The results indicated a similar level of satisfaction and attitude to allowing cannabis businesses in the city as the residential survey— with five businesses supporting the idea, four opposing and two unsure— and for similarly reasons.
Shin-Heydorn also said the City has retained the consulting services of Avenu Insights and Analytics to study the financial impact of one or more types of cannabis businesses operating in Signal Hill.
After discussion, the council agreed to ask the firm to analyze all types of cannabis businesses, not just those that the surveyed residents favored. But it asked staff to report at the council’s first meeting in April on whether studying the entire field of cannabis businesses would push the consultant’s cost over its $15,000 contract.
Brad Rowe, Avenu’s director, said that the report will include a cost-recovery analysis covering inspection costs, administration, tax collection and compliance audits.
He noted that cannabis businesses have been financially beneficial to other municipalities and created jobs with growth opportunity, adding that there is a shortage of testing facilities statewide and that manufacturers and cultivators are looking for “shelf space,” or legal markets to sell their product.
The licensed marijuana market is just under $3 billion in size whereas the illicit market is estimated at $9 billion, Rowe said.
One resident, Randy Hartshorn, told the council that marijuana use in states where it’s legal has resulted in higher addiction and death rates among young people.
“Just because it’s legal, doesn’t make it right,” he said.
Mayor Lori Woods also expressed hesitation at allowing cannabis businesses in the city. She said she was impressed by the professionalism of the facilities she visited as part of the Prop-64 subcommittee, as well as the livable working wage those businesses allow.
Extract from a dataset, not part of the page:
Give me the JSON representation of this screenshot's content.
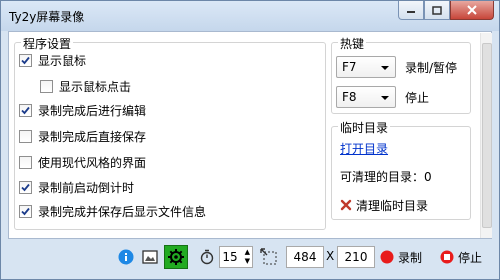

But she wants to see evidence of revenue potential given the illegal market.
“I’m very glad that Signal Hill has taken a wait-and-see approach,” she said. “I don’t feel like we’ve missed any financial ‘boat’ by not having a policy yet.”
Councilmember Keir Jones concurred that more financial information is necessary, not just about revenue but costs and job opportunities for residents.
“What is the measure of success?” Jones asked. “For me, the measure of success is that we are helping foster […] a new industry in our city that is part of the community.”
Councilmember Tina Hansen raised further questions about staff and consulting costs during the evaluation process as well as zoning and how many facilities the city can accommodate given its other needs.
Councilmember Edward Wilson noted for full disclosure that he is currently the controller of a marijuana cultivating business in Long Beach, but said Signal Hill would benefit from the cannabis industry to generate revenue and diversify its tax base, which is currently heavily reliant on retail sales.
“All of the great things [the residents] say are going on in the City are paid by those taxes,” Wilson said. “If we didn’t have the revenue, we couldn’t hire the great people we have.”
The next Signal Hill City Council meeting will take place Tuesday, March 24 at 7pm in the council chamber at 2175 Cherry Ave.